A survey of 100 digital advertising decision-makers at retail companies generating at least $50m in online sales annually, found that retail marketers estimate Amazon gets 14% of their digital ad spend, placing it third behind Google on 21% and Facebook on 19%. Half of those surveyed said they plan to spend more on Amazon over the next year, with an average planned increase of 25%.
The majority of this growth comes from marketers shifting budget, with 29% saying ad dollars would come from Google and 34% from Facebook. However, 41% are adding incremental budget to support increased Amazon spend.
The top three reasons for advertisers investing in Amazon are strong performance, size of the audience and being able to reach their target audience. Some 39% of respondents say they see higher return on ad spend than on Google and 54% than on Facebook. Plus, 32% report lower cost per mille (CPM) than Google and 38% than Facebook.
However, there are concerns. Forty per cent of marketers are worried about Amazon having too much of their data and 31% see Amazon’s retail business as in competition with their own. Nearly half (48%) are worried consumers will be turned off by the ad experience with Amazon.
Display ad viewability drops in the Christmas quarter
Viewability rates for display ads fell slightly in the final quarter of 2018 as competition for premium slots impacted rates.
Some 57% of display ad impressions in the UK actually reached users, down from 59% in the previous quarter. That figure was also slightly below the European average of 58% and well below France on 63%. However, it is a better viewability rate than in Italy, on 45%, and Germany on 55%.
The viewable view time of display ads also fell in the fourth quarter to 25.6 seconds, down from 26.3 seconds in Q3. Meetrics counts a view as 50% of the ad space being in the visible area of the browser for at least one second for static display ads and two seconds for video ads.
Commercial radio ad revenues tops £700m for the first time in 2018
Commercial radio’s ad revenues topped £700m for the first time in 2018 as an increase in audience size and new types of advertisers boosted the industry.
Ad revenue came in at £713.3m last year, up 5.1% year on year and the third consecutive year of record-breaking revenues. Commercial radio’s audience increased to 35.6 million, while it had its highest share of listening since 2001 at 46.5%, according to Rajar.
Sky is the biggest spender on radio ads, investing £17m. However, online companies saw the biggest increases in investment with Amazon up 36% and online estate agents’ spend rising 110%. Online recruitment ads were up 38%, broadband 70% and mobile 43%.

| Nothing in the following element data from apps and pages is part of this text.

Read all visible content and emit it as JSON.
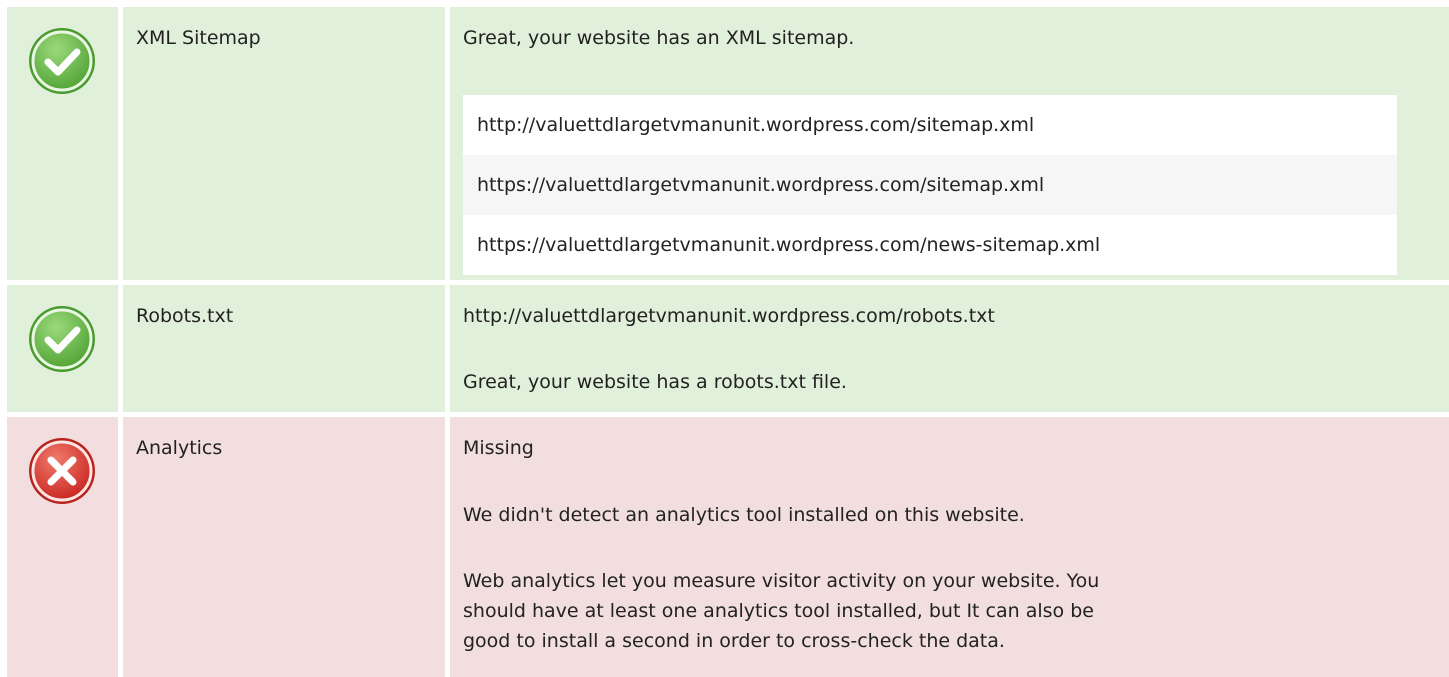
{
  "colors": {
    "pass_bg": "#e0f0da",
    "fail_bg": "#f2dedf",
    "pass_icon": "#62b545",
    "fail_icon": "#d9302b"
  },
  "xml_sitemap": {
    "icon": "check-circle-icon",
    "name": "XML Sitemap",
    "message": "Great, your website has an XML sitemap.",
    "urls": [
      "http://valuettdlargetvmanunit.wordpress.com/sitemap.xml",
      "https://valuettdlargetvmanunit.wordpress.com/sitemap.xml",
      "https://valuettdlargetvmanunit.wordpress.com/news-sitemap.xml"
    ]
  },
  "robots": {
    "icon": "check-circle-icon",
    "name": "Robots.txt",
    "url": "http://valuettdlargetvmanunit.wordpress.com/robots.txt",
    "message": "Great, your website has a robots.txt file."
  },
  "analytics": {
    "icon": "x-circle-icon",
    "name": "Analytics",
    "status": "Missing",
    "message": "We didn't detect an analytics tool installed on this website.",
    "advice_lines": [
      "Web analytics let you measure visitor activity on your website. You",
      "should have at least one analytics tool installed, but It can also be",
      "good to install a second in order to cross-check the data."
    ]
  }
}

Half of brands missing out on the benefits of loyalty programmes
Half of brands currently offer a loyalty scheme, despite 70% of marketers and 69% of consumers saying customers enjoy and value the rewards offered.
Discounts, on 53%, free delivery (41%) and free samples/gifts (31%) are the leading tactics marketers believe are most effective. However, customers are more enthusiastic about benefits such as rewards based on location – cited by 56% of customers versus 13% of marketers – personalised emails (54% vs 19%) and game-like challenges (45% vs 15%).
There is also a disconnect between how marketers and consumers perceive loyalty. Just 26% of marketers think customers are less loyal to brands than a year ago, compared to 39% of consumers. And 39% of marketers believe customers would be persuaded to ‘shop around’ for new brands if offered deals, while 57% of consumers would switch for a good offer.